PROBLEM TO SOLVE ▸ Scan the material and copy out each line where the word "JSON" occurs.

GIVEN RECORDS ▸
********************
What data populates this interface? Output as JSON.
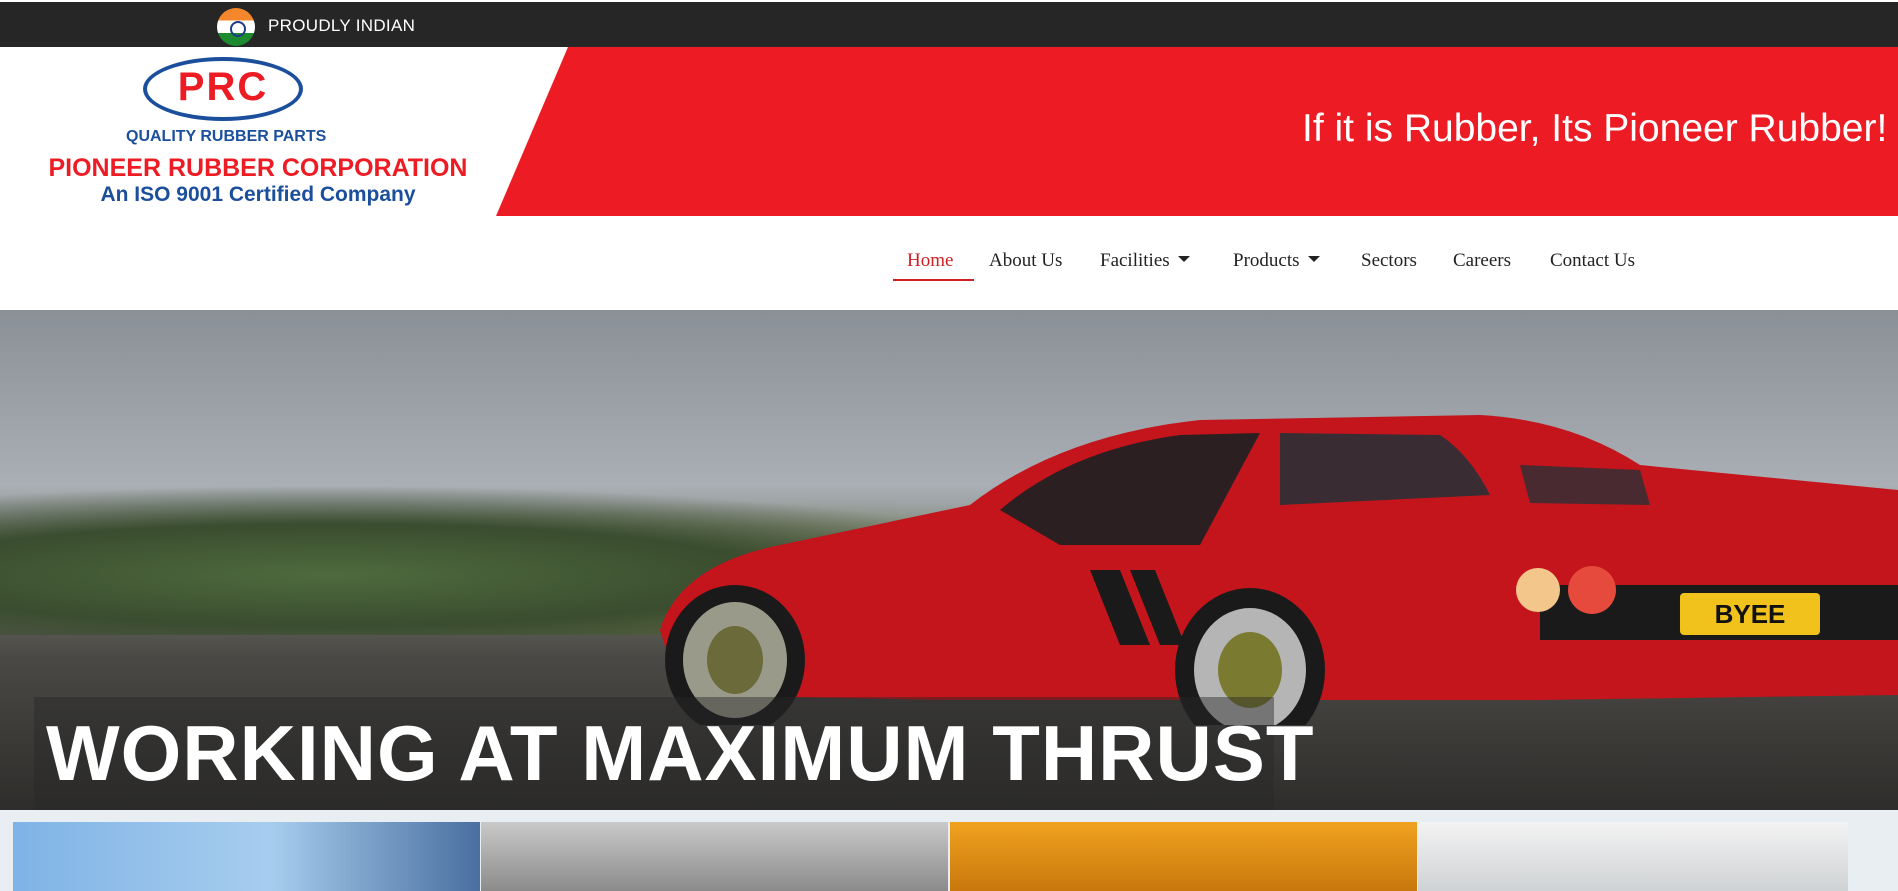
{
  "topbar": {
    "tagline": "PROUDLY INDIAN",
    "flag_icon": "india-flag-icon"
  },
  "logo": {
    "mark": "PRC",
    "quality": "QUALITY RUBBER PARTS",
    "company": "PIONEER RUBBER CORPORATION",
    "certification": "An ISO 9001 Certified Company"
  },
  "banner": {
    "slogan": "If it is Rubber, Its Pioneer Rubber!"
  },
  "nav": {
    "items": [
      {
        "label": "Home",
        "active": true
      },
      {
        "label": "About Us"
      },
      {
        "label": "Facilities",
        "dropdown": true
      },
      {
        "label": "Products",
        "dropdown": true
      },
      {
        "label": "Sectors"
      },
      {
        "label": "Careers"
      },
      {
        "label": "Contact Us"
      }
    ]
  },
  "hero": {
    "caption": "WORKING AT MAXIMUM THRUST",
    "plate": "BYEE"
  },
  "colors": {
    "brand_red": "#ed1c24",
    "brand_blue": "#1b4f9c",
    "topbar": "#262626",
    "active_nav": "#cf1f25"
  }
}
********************
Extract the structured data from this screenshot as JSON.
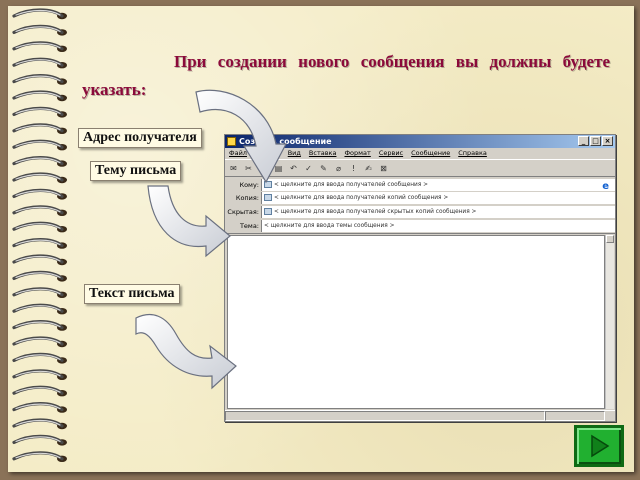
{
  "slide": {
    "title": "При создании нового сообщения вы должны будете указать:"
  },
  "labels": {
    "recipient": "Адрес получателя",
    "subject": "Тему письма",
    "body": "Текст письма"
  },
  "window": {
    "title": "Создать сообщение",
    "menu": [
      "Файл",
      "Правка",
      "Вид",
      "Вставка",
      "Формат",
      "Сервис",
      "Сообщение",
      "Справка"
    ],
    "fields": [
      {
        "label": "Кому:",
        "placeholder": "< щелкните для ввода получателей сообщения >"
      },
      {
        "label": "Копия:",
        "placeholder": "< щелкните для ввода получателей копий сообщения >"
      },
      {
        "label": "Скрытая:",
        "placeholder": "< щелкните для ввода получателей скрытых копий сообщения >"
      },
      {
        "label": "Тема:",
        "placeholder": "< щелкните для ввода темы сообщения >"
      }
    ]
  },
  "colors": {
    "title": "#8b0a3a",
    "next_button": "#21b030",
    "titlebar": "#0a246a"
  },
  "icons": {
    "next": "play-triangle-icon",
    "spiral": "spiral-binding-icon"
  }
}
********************
EXERCISE SOLUTION ▸
What data populates this interface? Output as JSON.
Extract the structured data from this screenshot as JSON.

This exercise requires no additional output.